A new era of renal physiology opened with the discovery that nephrons deep in the kidney have functions surprisingly different from those located near the surface (9). Previously it was generally assumed that superficial nephrons are representative of nephrons throughout the kidney. On the contrary, proper interpretation of micropuncture results must include the possibility of nephron heterogeneity. This work was extended to include sodium, as well as phosphate, handling and served to help resolve the long-standing issue of the mechanism for escape from salt-retaining effects of mineralocorticoids (10). Finally, Knox selected a recent paper with Erik Ritman "because of its importance for the future" (11). It utilized high-speed dynamic spatial reconstruction techniques with advanced computers to bring renal physiology "into the modern era of noninvasive measurement of organ function."
The halo shining with a "soft blue light" that Hermann Rahn first identified in 1963 continues to illuminate the brow of presidents of APS. It seems especially appropriate that at the 1987 Centennial Meeting it will be worn by one of Rahn's most illustrious disciples, Franklyn Knox.
1. Levy, G., and F. G. Knox. The biological activity of orally administered thyroid. Am. J. Pharm. 133: 255-266, 1961.
2. Knox, F. G., J. S. Fleming, and D. W. Rennie. Effects of osmotic diuresis on sodium reabsorption and oxygen consumption of the kidney. Am. J. Physiol. 210: 751-759, 1966.
3. Knox, F. G., S. S. Howards, F. S. Wright, B. B. Davis, and R. W. Berliner. Effect of dilution and expansion of blood volume on proximal sodium reabsorption. Am. J. Physiol. 215: 1041-1048, 1968.
4. Knox, F. G. Effect of increased proximal delivery on furosemide natriuresis.
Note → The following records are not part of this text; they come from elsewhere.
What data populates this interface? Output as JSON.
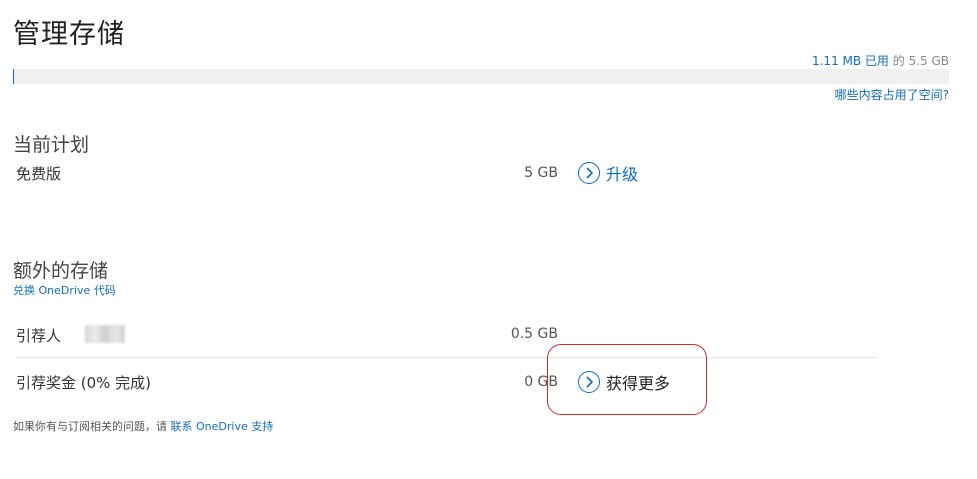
{
  "page": {
    "title": "管理存储"
  },
  "usage": {
    "used": "1.11 MB 已用",
    "of": " 的 ",
    "total": "5.5 GB",
    "used_fraction": 0.0002
  },
  "what_link": "哪些内容占用了空间?",
  "current_plan": {
    "heading": "当前计划",
    "name": "免费版",
    "size": "5 GB",
    "action": "升级"
  },
  "extra_storage": {
    "heading": "额外的存储",
    "redeem_link": "兑换 OneDrive 代码",
    "rows": [
      {
        "label": "引荐人",
        "size": "0.5 GB"
      },
      {
        "label": "引荐奖金 (0% 完成)",
        "size": "0 GB",
        "action": "获得更多"
      }
    ]
  },
  "footer": {
    "text": "如果你有与订阅相关的问题，请 ",
    "link": "联系 OneDrive 支持"
  },
  "colors": {
    "accent": "#0f6cbd",
    "highlight": "#d22a2a"
  }
}
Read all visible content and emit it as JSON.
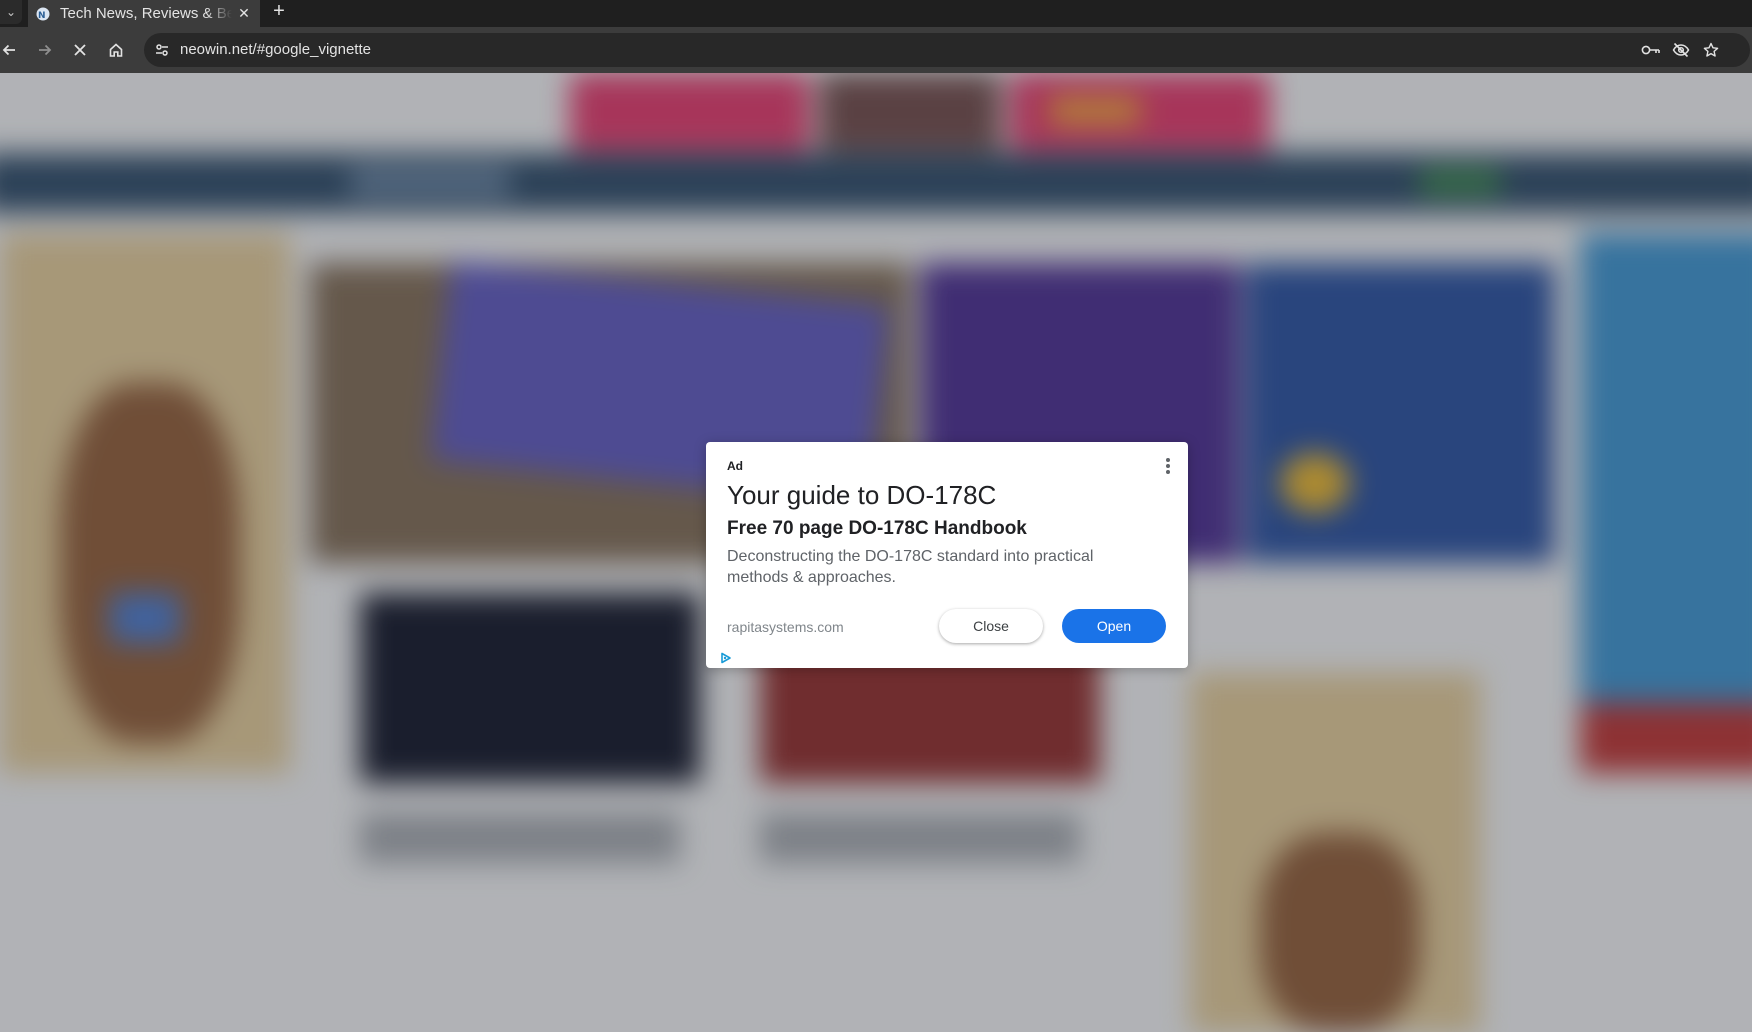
{
  "browser": {
    "tab": {
      "title": "Tech News, Reviews & Betas",
      "close_glyph": "✕"
    },
    "new_tab_glyph": "+",
    "tab_list_glyph": "⌄",
    "address": {
      "url": "neowin.net/#google_vignette"
    },
    "icons": [
      "back-icon",
      "forward-icon",
      "stop-icon",
      "home-icon",
      "site-info-icon",
      "password-key-icon",
      "tracking-protection-icon",
      "bookmark-star-icon"
    ]
  },
  "ad": {
    "label": "Ad",
    "headline": "Your guide to DO-178C",
    "subheadline": "Free 70 page DO-178C Handbook",
    "description": "Deconstructing the DO-178C standard into practical methods & approaches.",
    "domain": "rapitasystems.com",
    "close_label": "Close",
    "open_label": "Open",
    "accent_color": "#1a73e8"
  }
}
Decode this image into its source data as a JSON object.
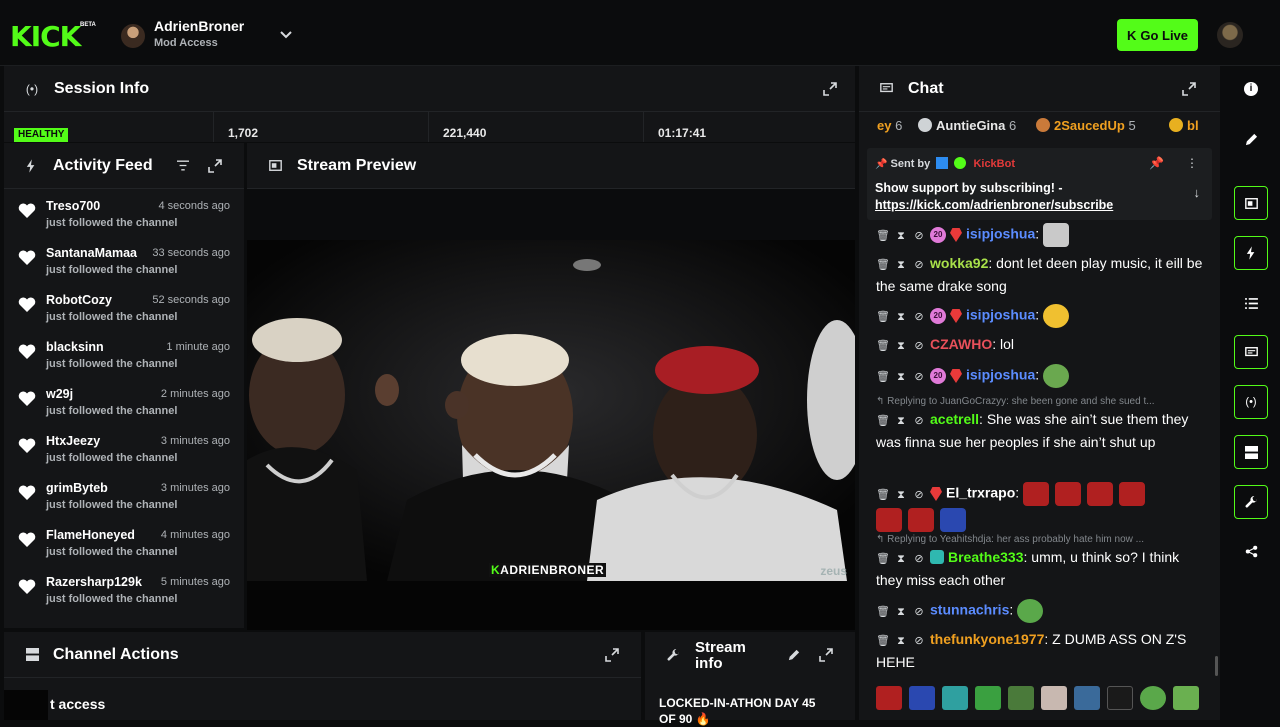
{
  "topbar": {
    "logo": "KICK",
    "beta": "BETA",
    "account_name": "AdrienBroner",
    "account_role": "Mod Access",
    "go_live": "Go Live",
    "go_live_k": "K"
  },
  "session": {
    "title": "Session Info",
    "status": "HEALTHY",
    "viewers": "1,702",
    "followers": "221,440",
    "uptime": "01:17:41"
  },
  "activity": {
    "title": "Activity Feed",
    "items": [
      {
        "name": "Treso700",
        "time": "4 seconds ago",
        "action": "just followed the channel"
      },
      {
        "name": "SantanaMamaa",
        "time": "33 seconds ago",
        "action": "just followed the channel"
      },
      {
        "name": "RobotCozy",
        "time": "52 seconds ago",
        "action": "just followed the channel"
      },
      {
        "name": "blacksinn",
        "time": "1 minute ago",
        "action": "just followed the channel"
      },
      {
        "name": "w29j",
        "time": "2 minutes ago",
        "action": "just followed the channel"
      },
      {
        "name": "HtxJeezy",
        "time": "3 minutes ago",
        "action": "just followed the channel"
      },
      {
        "name": "grimByteb",
        "time": "3 minutes ago",
        "action": "just followed the channel"
      },
      {
        "name": "FlameHoneyed",
        "time": "4 minutes ago",
        "action": "just followed the channel"
      },
      {
        "name": "Razersharp129k",
        "time": "5 minutes ago",
        "action": "just followed the channel"
      }
    ]
  },
  "preview": {
    "title": "Stream Preview",
    "watermark_k": "K",
    "watermark": "ADRIENBRONER",
    "watermark2": "zeus"
  },
  "actions": {
    "title": "Channel Actions",
    "partial_text": "t access"
  },
  "stream_info": {
    "title_line1": "Stream",
    "title_line2": "info",
    "text_line1": "LOCKED-IN-ATHON DAY 45",
    "text_line2": "OF 90 🔥"
  },
  "chat": {
    "title": "Chat",
    "top_strip": [
      {
        "name": "ey",
        "count": "6",
        "color": "#f0a020"
      },
      {
        "name": "AuntieGina",
        "count": "6",
        "color": "#e8e8e8"
      },
      {
        "name": "2SaucedUp",
        "count": "5",
        "color": "#f0a020"
      },
      {
        "name": "bl",
        "count": "",
        "color": "#f0a020"
      }
    ],
    "pinned": {
      "sent_by": "Sent by",
      "bot": "KickBot",
      "message": "Show support by subscribing! -",
      "link": "https://kick.com/adrienbroner/subscribe"
    },
    "messages": [
      {
        "user": "isipjoshua",
        "color": "#5b8cff",
        "text": ""
      },
      {
        "user": "wokka92",
        "color": "#a8e04a",
        "text": "dont let deen play music, it eill be the same drake song"
      },
      {
        "user": "isipjoshua",
        "color": "#5b8cff",
        "text": ""
      },
      {
        "user": "CZAWHO",
        "color": "#e8505a",
        "text": "lol"
      },
      {
        "user": "isipjoshua",
        "color": "#5b8cff",
        "text": ""
      },
      {
        "reply": "Replying to JuanGoCrazyy: she been gone and she sued t...",
        "user": "acetrell",
        "color": "#53fc18",
        "text": "She was she ain’t sue them they was finna sue her peoples if she ain’t shut up"
      },
      {
        "user": "El_trxrapo",
        "color": "#ffffff",
        "text": ""
      },
      {
        "reply": "Replying to Yeahitshdja: her ass probably hate him now ...",
        "user": "Breathe333",
        "color": "#53fc18",
        "text": "umm, u think so? I think they miss each other"
      },
      {
        "user": "stunnachris",
        "color": "#5b8cff",
        "text": ""
      },
      {
        "user": "thefunkyone1977",
        "color": "#f0a020",
        "text": "Z DUMB ASS ON Z'S HEHE"
      }
    ]
  },
  "colors": {
    "accent": "#53fc18",
    "panel": "#141517",
    "bg": "#0b0c0d"
  }
}
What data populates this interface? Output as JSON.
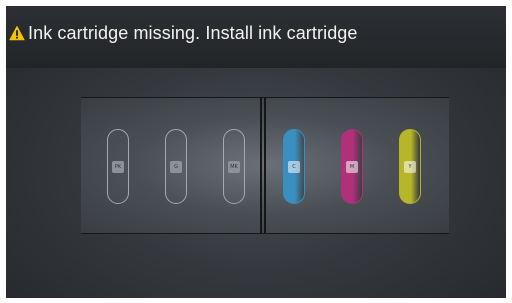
{
  "header": {
    "message": "Ink cartridge missing. Install ink cartridge",
    "icon": "warning-icon"
  },
  "cartridges": [
    {
      "label": "PK",
      "installed": false,
      "color": "#9aa0a6"
    },
    {
      "label": "G",
      "installed": false,
      "color": "#9aa0a6"
    },
    {
      "label": "MK",
      "installed": false,
      "color": "#9aa0a6"
    },
    {
      "label": "C",
      "installed": true,
      "color": "#3a8fc0"
    },
    {
      "label": "M",
      "installed": true,
      "color": "#b0307a"
    },
    {
      "label": "Y",
      "installed": true,
      "color": "#b7b52a"
    }
  ],
  "colors": {
    "warning": "#f4c300",
    "background": "#2a2d31"
  }
}
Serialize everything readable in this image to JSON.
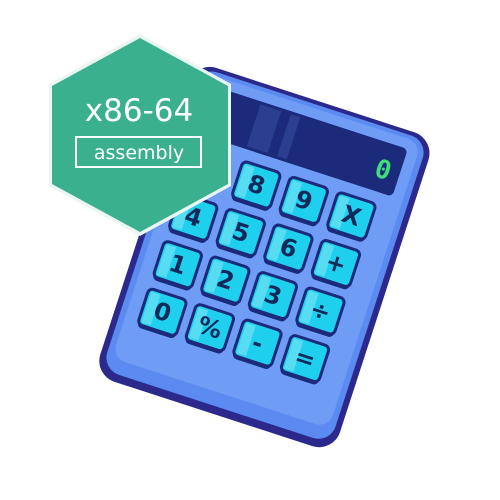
{
  "badge": {
    "title": "x86-64",
    "subtitle": "assembly"
  },
  "calculator": {
    "display": "0",
    "keys": [
      [
        "8",
        "9",
        "X"
      ],
      [
        "4",
        "5",
        "6",
        "+"
      ],
      [
        "1",
        "2",
        "3",
        "÷"
      ],
      [
        "0",
        "%",
        "-",
        "="
      ]
    ]
  },
  "colors": {
    "badge_fill": "#3bb08f",
    "calculator_outline": "#2b2a8c",
    "calculator_body": "#5b8bf0",
    "key_face": "#1fd0ee",
    "display_screen": "#1b2a7a",
    "display_digit": "#3fe07a"
  }
}
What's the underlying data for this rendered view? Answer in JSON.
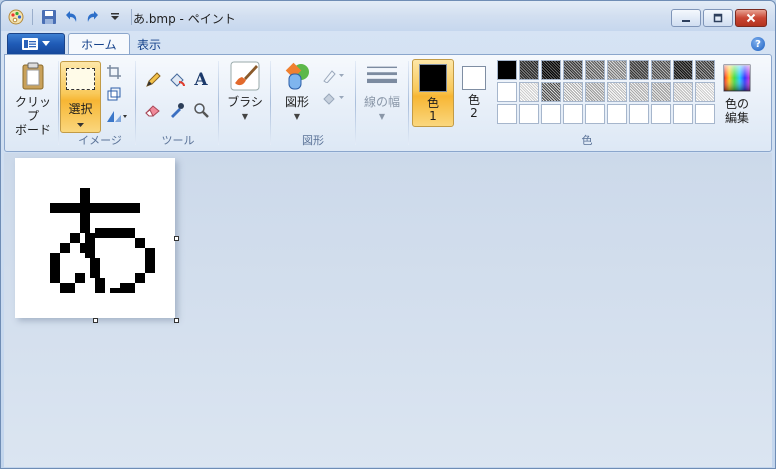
{
  "window": {
    "title": "あ.bmp - ペイント"
  },
  "tabs": [
    {
      "label": "ホーム",
      "active": true
    },
    {
      "label": "表示",
      "active": false
    }
  ],
  "groups": {
    "clipboard": {
      "label": "クリップ\nボード",
      "line1": "クリップ",
      "line2": "ボード"
    },
    "image": {
      "label": "イメージ",
      "select_label": "選択"
    },
    "tools": {
      "label": "ツール"
    },
    "brush": {
      "label": "ブラシ"
    },
    "shapes": {
      "label": "図形",
      "shapes_button": "図形"
    },
    "size": {
      "label": "線の幅"
    },
    "colors": {
      "label": "色",
      "color1_line1": "色",
      "color1_line2": "1",
      "color2_line1": "色",
      "color2_line2": "2",
      "edit_line1": "色の",
      "edit_line2": "編集"
    }
  },
  "colors": {
    "color1": "#000000",
    "color2": "#ffffff",
    "accent": "#f9c95a"
  },
  "canvas": {
    "glyph": "あ"
  }
}
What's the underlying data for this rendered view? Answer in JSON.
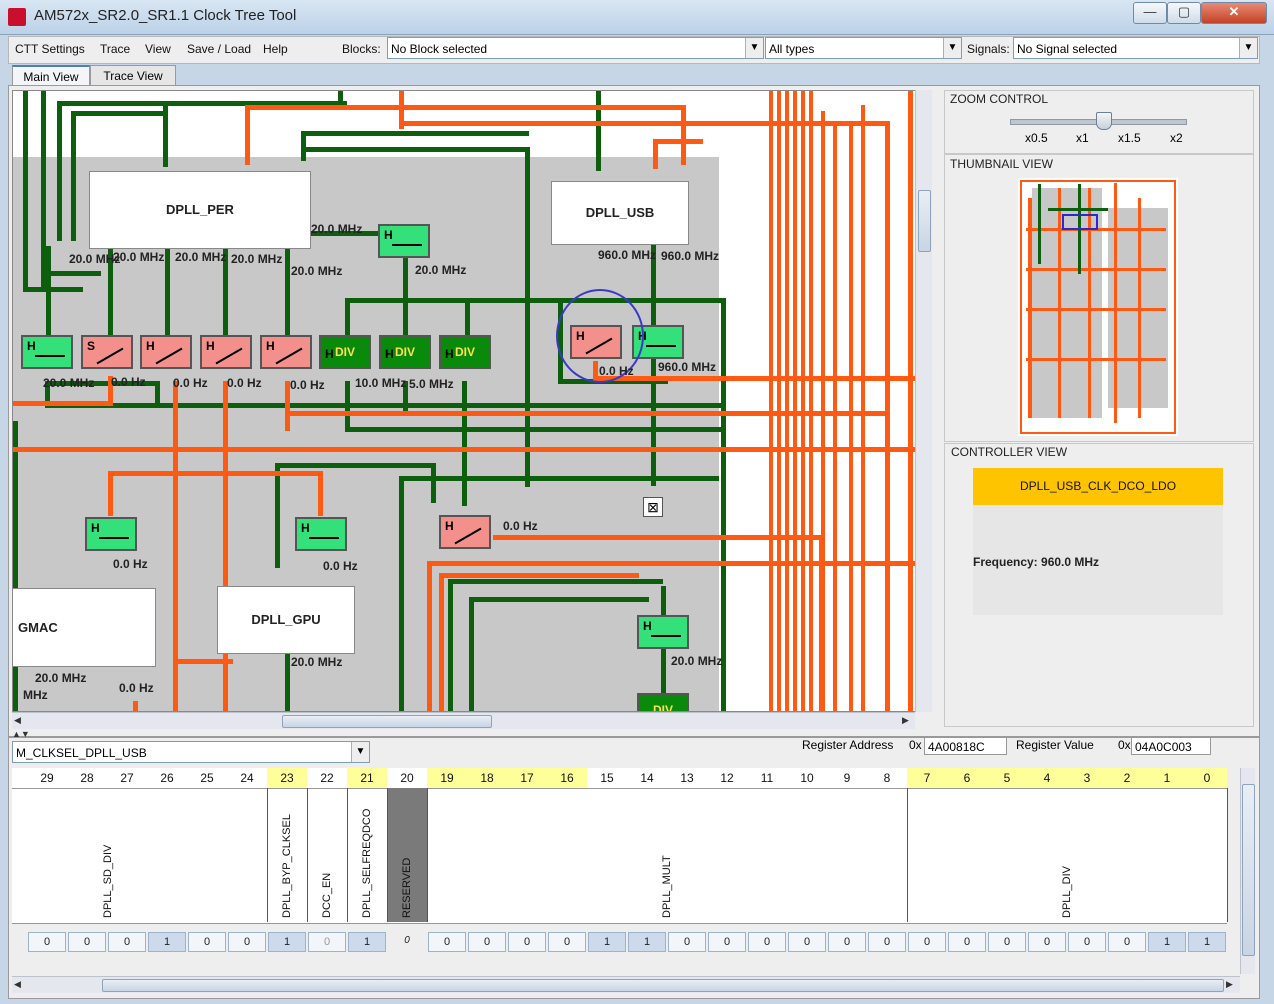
{
  "window": {
    "title": "AM572x_SR2.0_SR1.1 Clock Tree Tool",
    "minimize": "—",
    "maximize": "▢",
    "close": "✕"
  },
  "menu": [
    "CTT Settings",
    "Trace",
    "View",
    "Save / Load",
    "Help"
  ],
  "filters": {
    "blocks_label": "Blocks:",
    "blocks_value": "No Block selected",
    "types_value": "All types",
    "signals_label": "Signals:",
    "signals_value": "No Signal selected"
  },
  "tabs": [
    "Main View",
    "Trace View"
  ],
  "diagram": {
    "blocks": [
      "DPLL_PER",
      "DPLL_USB",
      "GMAC",
      "DPLL_GPU"
    ],
    "gate_h": "H",
    "gate_s": "S",
    "gate_div": "DIV",
    "freqs": {
      "per_out": "20.0 MHz",
      "per_a": "20.0 MHz",
      "per_b": "20.0 MHz",
      "per_c": "20.0 MHz",
      "per_d": "20.0 MHz",
      "per_e": "20.0 MHz",
      "per_gate": "20.0 MHz",
      "usb_a": "960.0 MHz",
      "usb_b": "960.0 MHz",
      "row1_a": "20.0 MHz",
      "row1_b": "0.0 Hz",
      "row1_c": "0.0 Hz",
      "row1_d": "0.0 Hz",
      "row1_e": "0.0 Hz",
      "row1_f": "10.0 MHz",
      "row1_g": "5.0 MHz",
      "row1_h": "0.0 Hz",
      "row1_i": "960.0 MHz",
      "g_left": "0.0 Hz",
      "g_mid": "0.0 Hz",
      "g_right": "0.0 Hz",
      "gmac_a": "20.0 MHz",
      "gmac_b": "0.0 Hz",
      "gmac_c": "MHz",
      "gpu": "20.0 MHz",
      "low_right": "20.0 MHz"
    }
  },
  "zoom": {
    "title": "ZOOM CONTROL",
    "ticks": [
      "x0.5",
      "x1",
      "x1.5",
      "x2"
    ]
  },
  "thumbnail": {
    "title": "THUMBNAIL VIEW"
  },
  "controller": {
    "title": "CONTROLLER VIEW",
    "name": "DPLL_USB_CLK_DCO_LDO",
    "frequency": "Frequency: 960.0 MHz"
  },
  "register": {
    "name": "M_CLKSEL_DPLL_USB",
    "addr_label": "Register Address",
    "addr_prefix": "0x",
    "addr_value": "4A00818C",
    "val_label": "Register Value",
    "val_prefix": "0x",
    "val_value": "04A0C003",
    "bits": [
      "29",
      "28",
      "27",
      "26",
      "25",
      "24",
      "23",
      "22",
      "21",
      "20",
      "19",
      "18",
      "17",
      "16",
      "15",
      "14",
      "13",
      "12",
      "11",
      "10",
      "9",
      "8",
      "7",
      "6",
      "5",
      "4",
      "3",
      "2",
      "1",
      "0"
    ],
    "fields": [
      "DPLL_SD_DIV",
      "DPLL_BYP_CLKSEL",
      "DCC_EN",
      "DPLL_SELFREQDCO",
      "RESERVED",
      "DPLL_MULT",
      "DPLL_DIV"
    ],
    "values": [
      "0",
      "0",
      "0",
      "1",
      "0",
      "0",
      "1",
      "0",
      "1",
      "0",
      "0",
      "0",
      "0",
      "0",
      "1",
      "1",
      "0",
      "0",
      "0",
      "0",
      "0",
      "0",
      "0",
      "0",
      "0",
      "0",
      "0",
      "0",
      "1",
      "1"
    ]
  }
}
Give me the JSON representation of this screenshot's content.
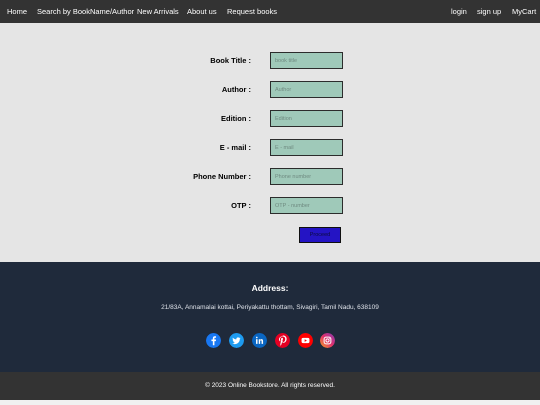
{
  "nav": {
    "left": [
      "Home",
      "Search by BookName/Author",
      "New Arrivals",
      "About us",
      "Request books"
    ],
    "right": [
      "login",
      "sign up",
      "MyCart"
    ]
  },
  "form": {
    "fields": [
      {
        "label": "Book Title :",
        "placeholder": "book title"
      },
      {
        "label": "Author :",
        "placeholder": "Author"
      },
      {
        "label": "Edition :",
        "placeholder": "Edition"
      },
      {
        "label": "E - mail :",
        "placeholder": "E - mail"
      },
      {
        "label": "Phone Number :",
        "placeholder": "Phone number"
      },
      {
        "label": "OTP :",
        "placeholder": "OTP - number"
      }
    ],
    "proceed_label": "Proceed"
  },
  "footer": {
    "heading": "Address:",
    "address": "21/83A, Annamalai kottai, Periyakattu thottam, Sivagiri, Tamil Nadu, 638109",
    "social": [
      {
        "icon": "facebook-icon",
        "color": "#1877f2"
      },
      {
        "icon": "twitter-icon",
        "color": "#1d9bf0"
      },
      {
        "icon": "linkedin-icon",
        "color": "#0a66c2"
      },
      {
        "icon": "pinterest-icon",
        "color": "#e60023"
      },
      {
        "icon": "youtube-icon",
        "color": "#ff0000"
      },
      {
        "icon": "instagram-icon",
        "color": "#c13584"
      }
    ]
  },
  "copyright": "© 2023 Online Bookstore. All rights reserved.",
  "colors": {
    "navbar": "#333333",
    "form_background": "#e5e5e5",
    "input_fill": "#9fc9b9",
    "proceed_button": "#2414c4",
    "footer": "#1f2a3b"
  }
}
Am. J. Physiol. 218: 819-823, 1970.
5. Knox, F. G., E. G. Schneider, L. R. Willis, J. W. Strandhoy, and C. E. Ott. Effect of volume expansion on Na excretion in the presence and absence of increased delivery from the proximal tubule. J. Clin. Invest. 52: 1642-1646, 1973. 6. Knox, F. G., E. G. Schneider, L. R. Willis, J. W. Strandhoy, C. E. Ott, J. L. Cuche, R. S. Goldsmith, and C. D. Arnaud. Proximal tubule reabsorption following hyperoncotic albumin infusion: role of parathyroid hormone and dissociation from plasma volume. J. Clin. Invest. 53: 501-507, 1974.
7. Knox, F. G., and C. Lechene. Distal site of action of parathyroid hormone on phosphate reabsorption. Am. J. Physiol. 229: 1556-1560, 1975.
8. Knox, F. G. The intrarenal metabolism of phosphate. Physiologist 20(6): 25-31, 1977.
9. Knox, F. G., J. A. Haas, T. Berndt, G. R. Marchand, and S. P. Youngberg. Phosphate transport in superficial and deep nephrons in phosphate loaded rats. Am. J. Physiol. 233 (Renal Fluid Electrolyte Physiol. 2): F150-F153, 1977.
10. Kohan, D. E., and F. G. Knox. Localization of the nephron sites responsible for mineralocorticoid escape in rats. Am. J. Physiol. 239 (Renal Fluid Electrolyte Physiol. 8): F149-F153, 1980.
11. Knox, F. G., and E. L. Ritman. The intrarenal distribution of blood flow: a new approach. Kidney Int. 25: 473-479, 1984.